Bell, Rob. Colden, Don. Jesus Wants to Save Christians. A manifesto for the church in exile. Zondervan 2008.
There is no question about the ‘Rob Bell flavor’ of this book. It is unapologetic and ‘in your face’. There is definitely a need for such a resource in our church culture. Perhaps a disclaimer would be in order here. ‘Let those who have ears to hear, hear.’
We are introduced to present condition of the Western church through a parallel between the insecurity that Cain faced as he was sent ‘east of Eden’ and the insecurity that characterizes so much of Western church culture. We are ‘east of Eden’.

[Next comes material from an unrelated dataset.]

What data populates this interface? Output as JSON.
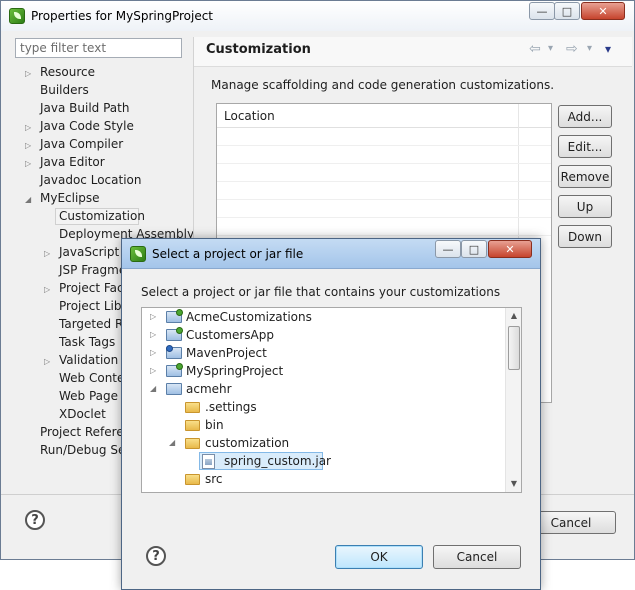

The redemption story begins (in Exodus) with the declaration that God hears the cries of those in misery. “This is central to who God is.” (23) “Egypt is what happens when sin becomes structured and embedded in society.” (27) For people coming out of a long period of slavery “the Ten Commandments are a new way to be human”, (34) to be liberated. Jerusalem, under Solomon, was to be an example to the world about God’s justice and righteousness. Sheba got it. Where Solomon ‘screwed up’ was when he used forced labor (slavery) to build the symbol of justice and righteousness. That path led to exile (Babylon). Israel has come full circle (to Egypt). The harps that were once used to express joyous worship in the temple are now used to express ‘exile poetry’. “Weeping leads us to reconnect with God.” (53) God has an ultimate ‘exodus’ planned for all humanity from the ultimate oppressor. All things will be made new! A New Jerusalem. Isaiah describes it as “salvation that reaches the end of the earth”.
Those who experienced Jesus’ healing referred to him as the Son of David, and rightly so. In every sense the ultimate exodus will be all about healing, “a new marriage covenant”. (80) During the post-resurrection period of the early church we see the effects of this exodus as the gospel was spread ‘to the ends of the earth’, represented by Africa (the Ethiopian Eunuch) and Rome (Paul) and beyond.
We live in a part of the world that has a grossly distorted view of the needs of the world and our responsibility for those needs. This view is dominated by entitlement.
The original exodus (from Egypt) was symbolized by a significant sacrifice with a very visible display of blood. Its effect was horrendous, the death of the first-born. The final exodus is symbolized by another significant sacrifice, the death of God’s first-born. Our ongoing identification with this sacrifice is the truth demonstrated in our celebration of the Eucharist. “What the Eucharist does is particularise the exodus story in time and space.” (161) “When we do this in remembrance of Him the world will never be the same.” (181)